#### Problem statement
Could you restate the entries word for word, without the images?

****

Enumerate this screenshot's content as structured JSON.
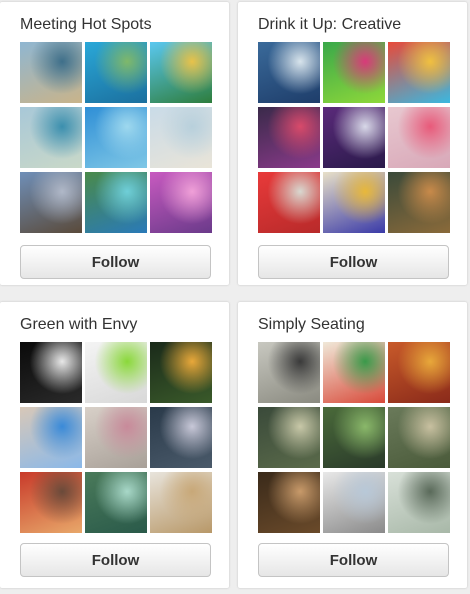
{
  "boards": [
    {
      "title": "Meeting Hot Spots",
      "follow_label": "Follow",
      "thumbnails": [
        {
          "colors": [
            "#8fb6d1",
            "#3e6f8a",
            "#c9b48a"
          ]
        },
        {
          "colors": [
            "#2aa8d8",
            "#7fb86a",
            "#1b6f9e"
          ]
        },
        {
          "colors": [
            "#5ac8f0",
            "#e8c24a",
            "#2e7d3c"
          ]
        },
        {
          "colors": [
            "#a8c8d8",
            "#3b8fae",
            "#c9d8c8"
          ]
        },
        {
          "colors": [
            "#2f8fd6",
            "#9ed8ee",
            "#7fc7e6"
          ]
        },
        {
          "colors": [
            "#c9dbe8",
            "#b8d0dc",
            "#e9e4d8"
          ]
        },
        {
          "colors": [
            "#6f8fb8",
            "#b0b8c8",
            "#5a4a3a"
          ]
        },
        {
          "colors": [
            "#4a8a4a",
            "#6fcfd8",
            "#2a7ab8"
          ]
        },
        {
          "colors": [
            "#c85ac0",
            "#f0a0d8",
            "#6a3a8a"
          ]
        }
      ]
    },
    {
      "title": "Drink it Up: Creative",
      "follow_label": "Follow",
      "thumbnails": [
        {
          "colors": [
            "#3a6a9a",
            "#d8e4ec",
            "#1e3d6a"
          ]
        },
        {
          "colors": [
            "#3aa84a",
            "#d83a7a",
            "#8ed83a"
          ]
        },
        {
          "colors": [
            "#e84a3a",
            "#f0c040",
            "#3ab8e0"
          ]
        },
        {
          "colors": [
            "#3a2a4a",
            "#d84a6a",
            "#8a3a8a"
          ]
        },
        {
          "colors": [
            "#5a2a7a",
            "#d8d8e8",
            "#2a1a4a"
          ]
        },
        {
          "colors": [
            "#e8c8d0",
            "#e85a7a",
            "#d8a8b8"
          ]
        },
        {
          "colors": [
            "#e83a3a",
            "#d8d8d0",
            "#b82a2a"
          ]
        },
        {
          "colors": [
            "#e8e0c8",
            "#e8b83a",
            "#3a3aa8"
          ]
        },
        {
          "colors": [
            "#3a4a3a",
            "#c88a4a",
            "#8a6a3a"
          ]
        }
      ]
    },
    {
      "title": "Green with Envy",
      "follow_label": "Follow",
      "thumbnails": [
        {
          "colors": [
            "#0a0a0a",
            "#e8e8e8",
            "#2a2a2a"
          ]
        },
        {
          "colors": [
            "#f4f4f4",
            "#8ad83a",
            "#d8d8d8"
          ]
        },
        {
          "colors": [
            "#1a2a1a",
            "#e8a83a",
            "#3a5a2a"
          ]
        },
        {
          "colors": [
            "#d8c8b8",
            "#3a8ad8",
            "#8ab8e8"
          ]
        },
        {
          "colors": [
            "#d8d0c8",
            "#c88a9a",
            "#a8a098"
          ]
        },
        {
          "colors": [
            "#2a3a4a",
            "#c8c8d8",
            "#4a5a6a"
          ]
        },
        {
          "colors": [
            "#c83a2a",
            "#6a4a3a",
            "#e8a86a"
          ]
        },
        {
          "colors": [
            "#4a7a5a",
            "#a8d8c8",
            "#2a5a4a"
          ]
        },
        {
          "colors": [
            "#e8e4dc",
            "#c8a878",
            "#b89868"
          ]
        }
      ]
    },
    {
      "title": "Simply Seating",
      "follow_label": "Follow",
      "thumbnails": [
        {
          "colors": [
            "#c8c8c0",
            "#3a3a3a",
            "#8a8a80"
          ]
        },
        {
          "colors": [
            "#f0e8d8",
            "#3a9a4a",
            "#d84a3a"
          ]
        },
        {
          "colors": [
            "#c85a2a",
            "#e8a83a",
            "#8a2a1a"
          ]
        },
        {
          "colors": [
            "#3a4a3a",
            "#c8c8a8",
            "#5a6a4a"
          ]
        },
        {
          "colors": [
            "#4a6a3a",
            "#8ab86a",
            "#2a3a2a"
          ]
        },
        {
          "colors": [
            "#6a7a5a",
            "#c8c0a0",
            "#4a5a3a"
          ]
        },
        {
          "colors": [
            "#3a2a1a",
            "#c89a6a",
            "#6a4a2a"
          ]
        },
        {
          "colors": [
            "#e8e8e8",
            "#b8c8d8",
            "#8a8a8a"
          ]
        },
        {
          "colors": [
            "#d8e0d8",
            "#5a6a5a",
            "#a8b8a8"
          ]
        }
      ]
    }
  ]
}
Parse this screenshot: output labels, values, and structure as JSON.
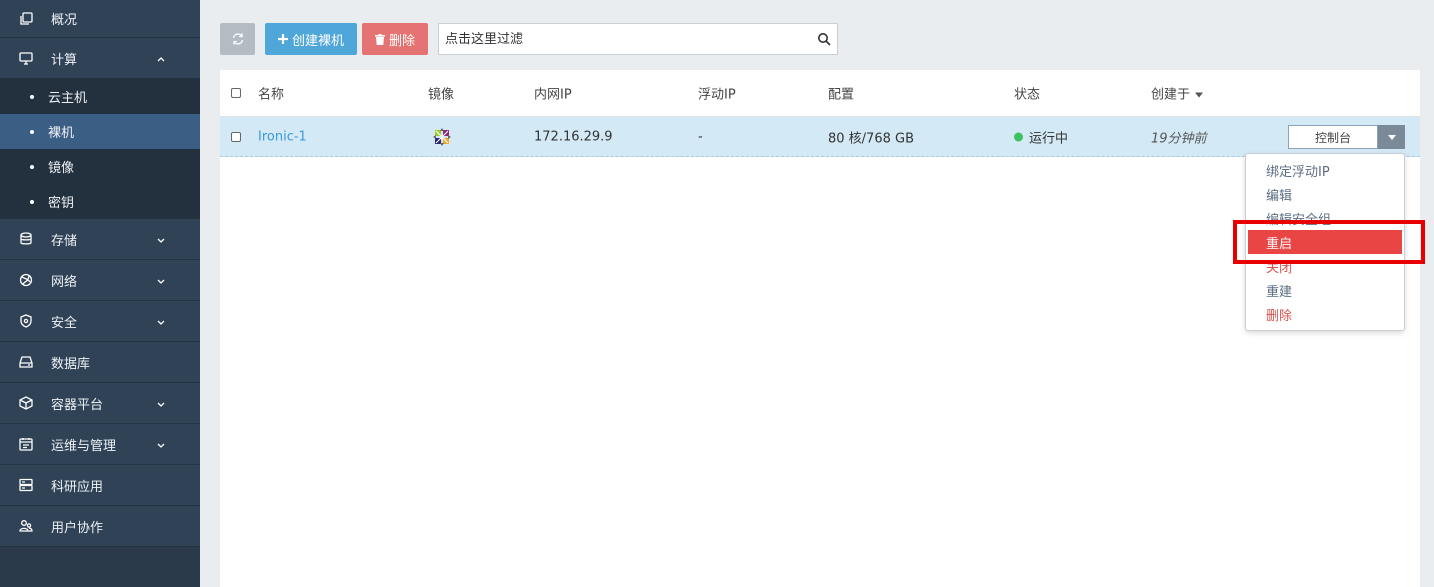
{
  "sidebar": {
    "items": [
      {
        "label": "概况",
        "icon": "copy-icon",
        "expandable": false
      },
      {
        "label": "计算",
        "icon": "monitor-icon",
        "expandable": true,
        "expanded": true,
        "children": [
          {
            "label": "云主机",
            "active": false
          },
          {
            "label": "裸机",
            "active": true
          },
          {
            "label": "镜像",
            "active": false
          },
          {
            "label": "密钥",
            "active": false
          }
        ]
      },
      {
        "label": "存储",
        "icon": "database-icon",
        "expandable": true
      },
      {
        "label": "网络",
        "icon": "globe-icon",
        "expandable": true
      },
      {
        "label": "安全",
        "icon": "shield-icon",
        "expandable": true
      },
      {
        "label": "数据库",
        "icon": "drive-icon",
        "expandable": false
      },
      {
        "label": "容器平台",
        "icon": "cube-icon",
        "expandable": true
      },
      {
        "label": "运维与管理",
        "icon": "calendar-icon",
        "expandable": true
      },
      {
        "label": "科研应用",
        "icon": "server-icon",
        "expandable": false
      },
      {
        "label": "用户协作",
        "icon": "users-icon",
        "expandable": false
      }
    ]
  },
  "toolbar": {
    "refresh_icon": "refresh-icon",
    "create_label": "创建裸机",
    "delete_label": "删除",
    "filter_placeholder": "点击这里过滤"
  },
  "table": {
    "headers": {
      "name": "名称",
      "image": "镜像",
      "private_ip": "内网IP",
      "floating_ip": "浮动IP",
      "config": "配置",
      "status": "状态",
      "created": "创建于"
    },
    "rows": [
      {
        "name": "Ironic-1",
        "image_icon": "centos-logo-icon",
        "private_ip": "172.16.29.9",
        "floating_ip": "-",
        "config": "80 核/768 GB",
        "status": "运行中",
        "status_color": "#3cc160",
        "created": "19分钟前",
        "console_label": "控制台"
      }
    ]
  },
  "dropdown": {
    "items": [
      {
        "label": "绑定浮动IP",
        "style": "normal"
      },
      {
        "label": "编辑",
        "style": "normal"
      },
      {
        "label": "编辑安全组",
        "style": "normal"
      },
      {
        "label": "重启",
        "style": "highlight"
      },
      {
        "label": "关闭",
        "style": "danger"
      },
      {
        "label": "重建",
        "style": "normal"
      },
      {
        "label": "删除",
        "style": "danger"
      }
    ]
  },
  "colors": {
    "sidebar_bg": "#2f4256",
    "active_sub": "#3b5e85",
    "primary": "#4fa6d9",
    "danger": "#e57373",
    "highlight_border": "#e80000"
  }
}
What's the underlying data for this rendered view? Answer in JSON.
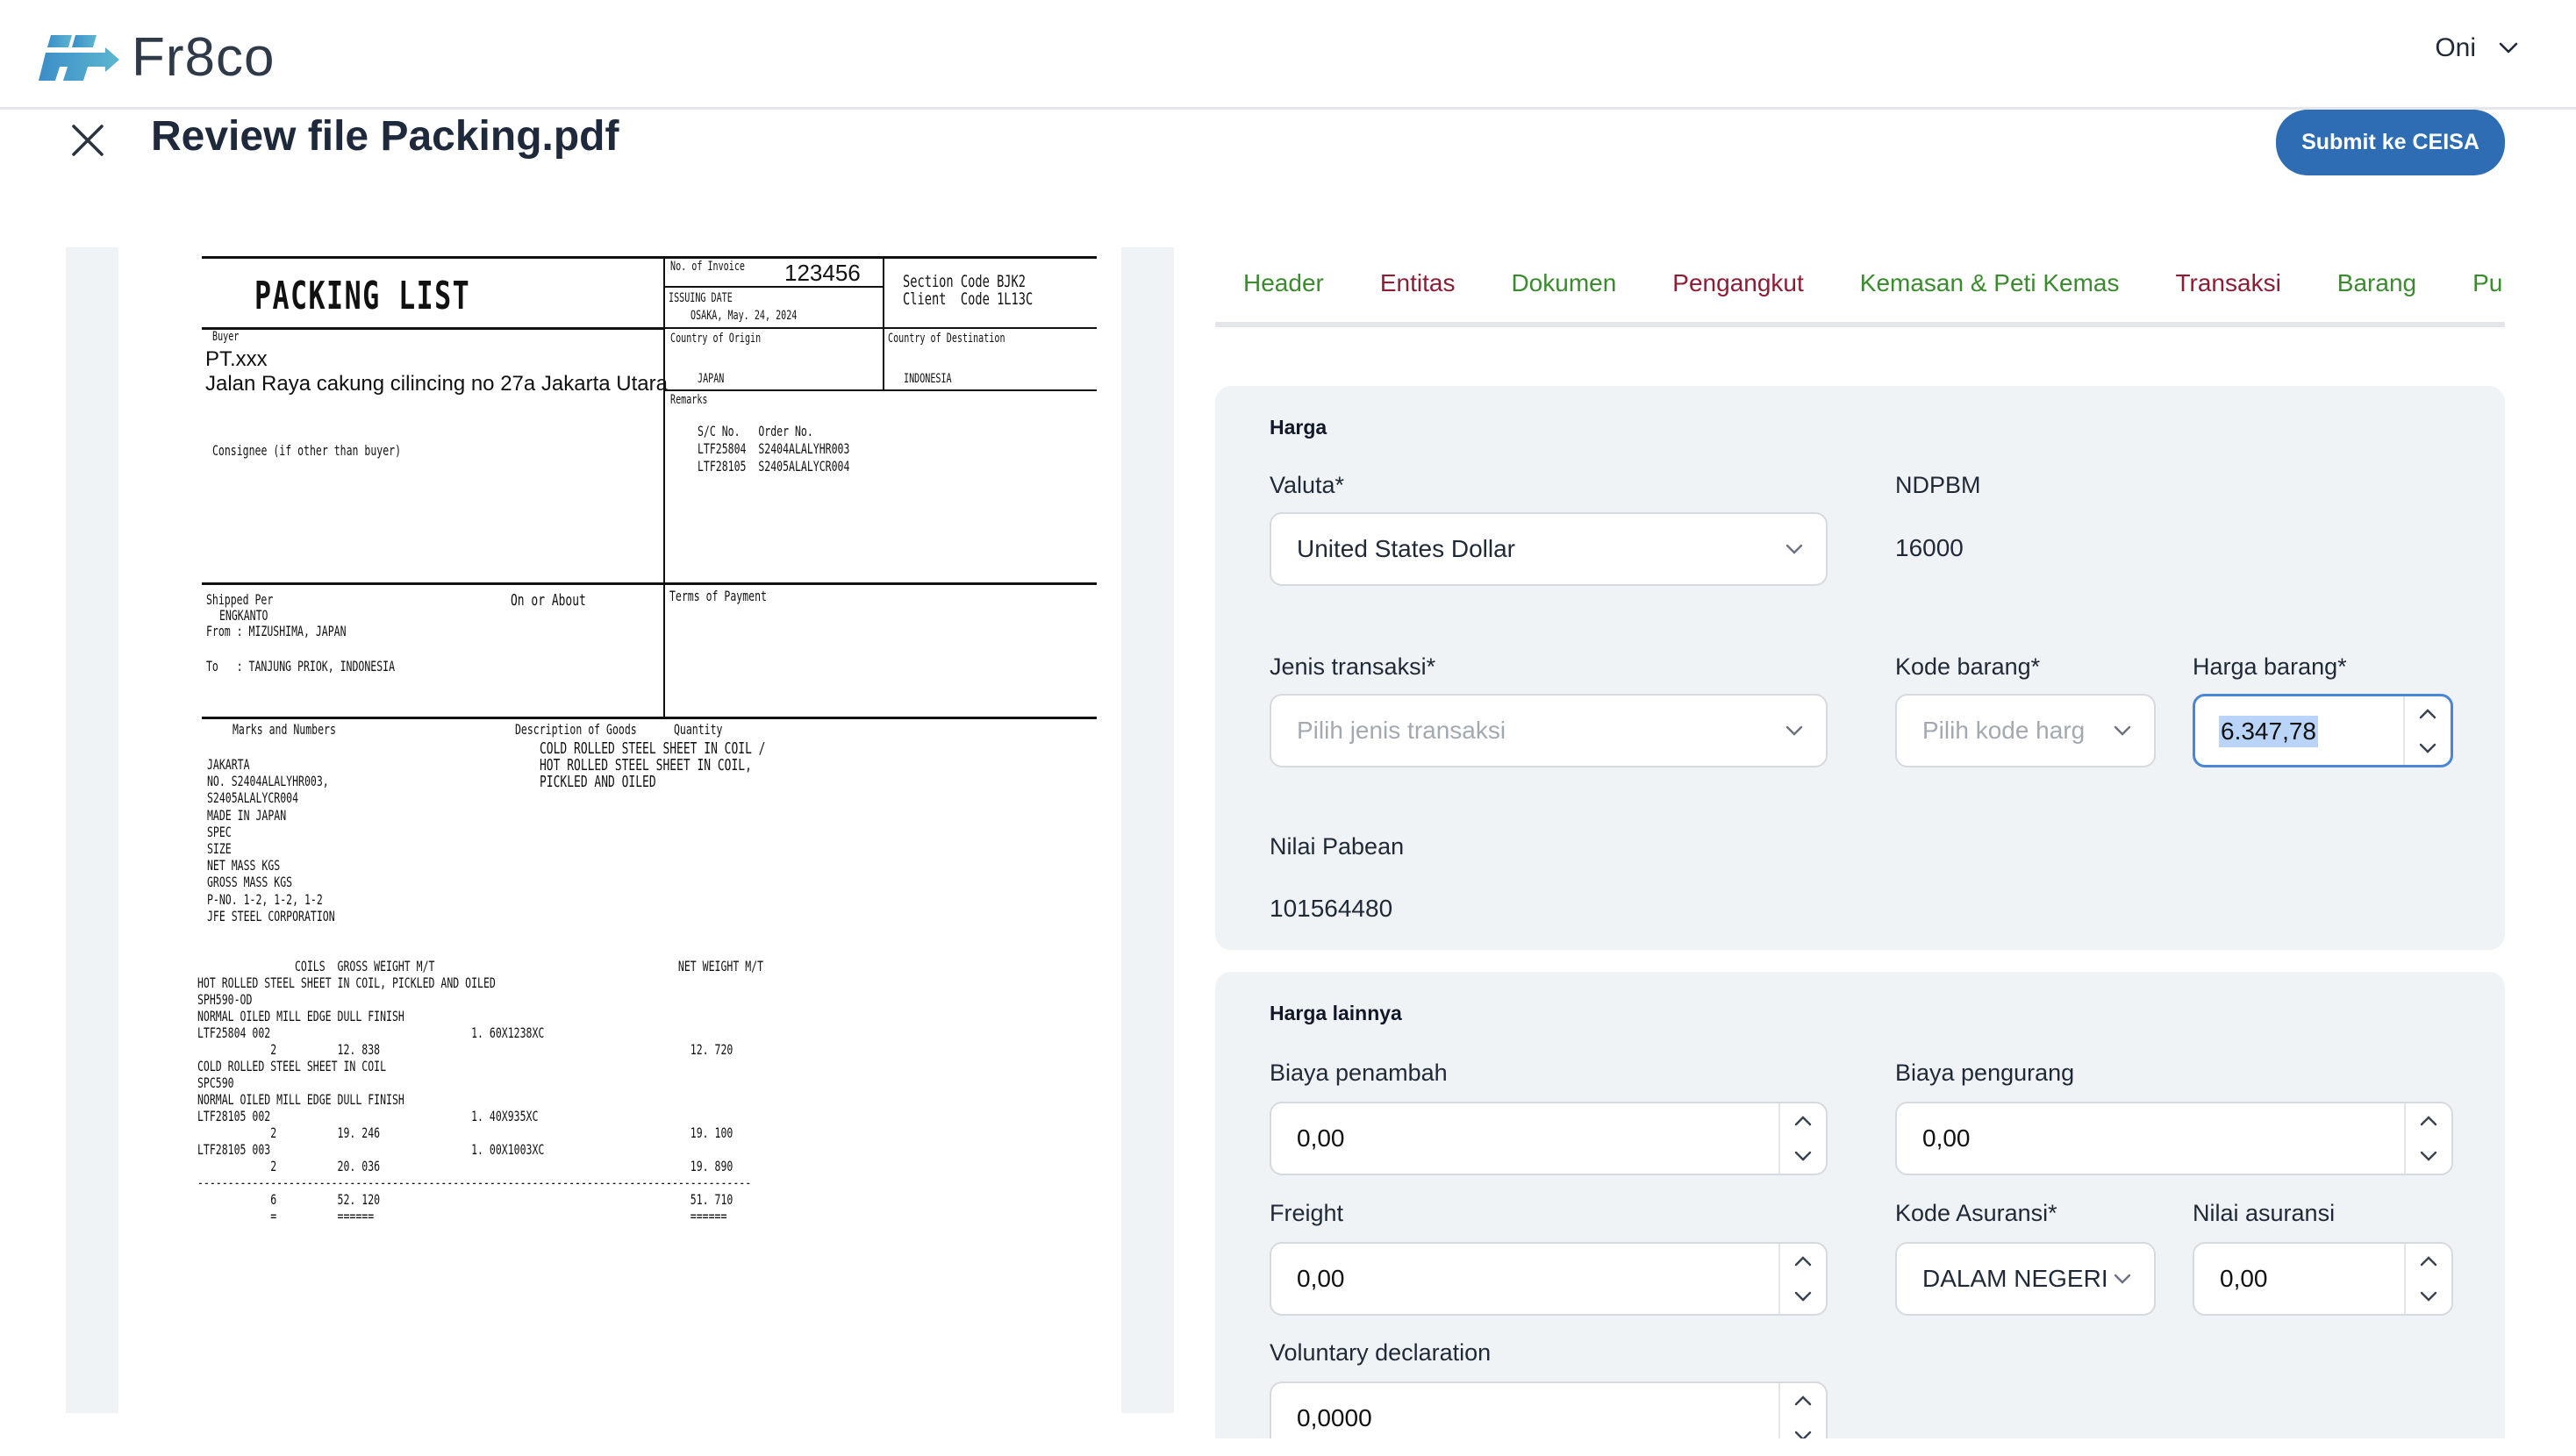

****

#### Response area
Enumerate this screenshot's content as structured JSON.
{
  "boards": [
    {
      "title": "Meeting Hot Spots",
      "follow_label": "Follow",
      "thumbnails": [
        {
          "colors": [
            "#8fb6d1",
            "#3e6f8a",
            "#c9b48a"
          ]
        },
        {
          "colors": [
            "#2aa8d8",
            "#7fb86a",
            "#1b6f9e"
          ]
        },
        {
          "colors": [
            "#5ac8f0",
            "#e8c24a",
            "#2e7d3c"
          ]
        },
        {
          "colors": [
            "#a8c8d8",
            "#3b8fae",
            "#c9d8c8"
          ]
        },
        {
          "colors": [
            "#2f8fd6",
            "#9ed8ee",
            "#7fc7e6"
          ]
        },
        {
          "colors": [
            "#c9dbe8",
            "#b8d0dc",
            "#e9e4d8"
          ]
        },
        {
          "colors": [
            "#6f8fb8",
            "#b0b8c8",
            "#5a4a3a"
          ]
        },
        {
          "colors": [
            "#4a8a4a",
            "#6fcfd8",
            "#2a7ab8"
          ]
        },
        {
          "colors": [
            "#c85ac0",
            "#f0a0d8",
            "#6a3a8a"
          ]
        }
      ]
    },
    {
      "title": "Drink it Up: Creative",
      "follow_label": "Follow",
      "thumbnails": [
        {
          "colors": [
            "#3a6a9a",
            "#d8e4ec",
            "#1e3d6a"
          ]
        },
        {
          "colors": [
            "#3aa84a",
            "#d83a7a",
            "#8ed83a"
          ]
        },
        {
          "colors": [
            "#e84a3a",
            "#f0c040",
            "#3ab8e0"
          ]
        },
        {
          "colors": [
            "#3a2a4a",
            "#d84a6a",
            "#8a3a8a"
          ]
        },
        {
          "colors": [
            "#5a2a7a",
            "#d8d8e8",
            "#2a1a4a"
          ]
        },
        {
          "colors": [
            "#e8c8d0",
            "#e85a7a",
            "#d8a8b8"
          ]
        },
        {
          "colors": [
            "#e83a3a",
            "#d8d8d0",
            "#b82a2a"
          ]
        },
        {
          "colors": [
            "#e8e0c8",
            "#e8b83a",
            "#3a3aa8"
          ]
        },
        {
          "colors": [
            "#3a4a3a",
            "#c88a4a",
            "#8a6a3a"
          ]
        }
      ]
    },
    {
      "title": "Green with Envy",
      "follow_label": "Follow",
      "thumbnails": [
        {
          "colors": [
            "#0a0a0a",
            "#e8e8e8",
            "#2a2a2a"
          ]
        },
        {
          "colors": [
            "#f4f4f4",
            "#8ad83a",
            "#d8d8d8"
          ]
        },
        {
          "colors": [
            "#1a2a1a",
            "#e8a83a",
            "#3a5a2a"
          ]
        },
        {
          "colors": [
            "#d8c8b8",
            "#3a8ad8",
            "#8ab8e8"
          ]
        },
        {
          "colors": [
            "#d8d0c8",
            "#c88a9a",
            "#a8a098"
          ]
        },
        {
          "colors": [
            "#2a3a4a",
            "#c8c8d8",
            "#4a5a6a"
          ]
        },
        {
          "colors": [
            "#c83a2a",
            "#6a4a3a",
            "#e8a86a"
          ]
        },
        {
          "colors": [
            "#4a7a5a",
            "#a8d8c8",
            "#2a5a4a"
          ]
        },
        {
          "colors": [
            "#e8e4dc",
            "#c8a878",
            "#b89868"
          ]
        }
      ]
    },
    {
      "title": "Simply Seating",
      "follow_label": "Follow",
      "thumbnails": [
        {
          "colors": [
            "#c8c8c0",
            "#3a3a3a",
            "#8a8a80"
          ]
        },
        {
          "colors": [
            "#f0e8d8",
            "#3a9a4a",
            "#d84a3a"
          ]
        },
        {
          "colors": [
            "#c85a2a",
            "#e8a83a",
            "#8a2a1a"
          ]
        },
        {
          "colors": [
            "#3a4a3a",
            "#c8c8a8",
            "#5a6a4a"
          ]
        },
        {
          "colors": [
            "#4a6a3a",
            "#8ab86a",
            "#2a3a2a"
          ]
        },
        {
          "colors": [
            "#6a7a5a",
            "#c8c0a0",
            "#4a5a3a"
          ]
        },
        {
          "colors": [
            "#3a2a1a",
            "#c89a6a",
            "#6a4a2a"
          ]
        },
        {
          "colors": [
            "#e8e8e8",
            "#b8c8d8",
            "#8a8a8a"
          ]
        },
        {
          "colors": [
            "#d8e0d8",
            "#5a6a5a",
            "#a8b8a8"
          ]
        }
      ]
    }
  ]
}
Parse this screenshot: output labels, values, and structure as JSON.
{
  "sidebar": {
    "items": [
      {
        "label": "概况",
        "icon": "copy-icon",
        "expandable": false
      },
      {
        "label": "计算",
        "icon": "monitor-icon",
        "expandable": true,
        "expanded": true,
        "children": [
          {
            "label": "云主机",
            "active": false
          },
          {
            "label": "裸机",
            "active": true
          },
          {
            "label": "镜像",
            "active": false
          },
          {
            "label": "密钥",
            "active": false
          }
        ]
      },
      {
        "label": "存储",
        "icon": "database-icon",
        "expandable": true
      },
      {
        "label": "网络",
        "icon": "globe-icon",
        "expandable": true
      },
      {
        "label": "安全",
        "icon": "shield-icon",
        "expandable": true
      },
      {
        "label": "数据库",
        "icon": "drive-icon",
        "expandable": false
      },
      {
        "label": "容器平台",
        "icon": "cube-icon",
        "expandable": true
      },
      {
        "label": "运维与管理",
        "icon": "calendar-icon",
        "expandable": true
      },
      {
        "label": "科研应用",
        "icon": "server-icon",
        "expandable": false
      },
      {
        "label": "用户协作",
        "icon": "users-icon",
        "expandable": false
      }
    ]
  },
  "toolbar": {
    "refresh_icon": "refresh-icon",
    "create_label": "创建裸机",
    "delete_label": "删除",
    "filter_placeholder": "点击这里过滤"
  },
  "table": {
    "headers": {
      "name": "名称",
      "image": "镜像",
      "private_ip": "内网IP",
      "floating_ip": "浮动IP",
      "config": "配置",
      "status": "状态",
      "created": "创建于"
    },
    "rows": [
      {
        "name": "Ironic-1",
        "image_icon": "centos-logo-icon",
        "private_ip": "172.16.29.9",
        "floating_ip": "-",
        "config": "80 核/768 GB",
        "status": "运行中",
        "status_color": "#3cc160",
        "created": "19分钟前",
        "console_label": "控制台"
      }
    ]
  },
  "dropdown": {
    "items": [
      {
        "label": "绑定浮动IP",
        "style": "normal"
      },
      {
        "label": "编辑",
        "style": "normal"
      },
      {
        "label": "编辑安全组",
        "style": "normal"
      },
      {
        "label": "重启",
        "style": "highlight"
      },
      {
        "label": "关闭",
        "style": "danger"
      },
      {
        "label": "重建",
        "style": "normal"
      },
      {
        "label": "删除",
        "style": "danger"
      }
    ]
  },
  "colors": {
    "sidebar_bg": "#2f4256",
    "active_sub": "#3b5e85",
    "primary": "#4fa6d9",
    "danger": "#e57373",
    "highlight_border": "#e80000"
  }
}
What's the underlying data for this rendered view? Answer in JSON.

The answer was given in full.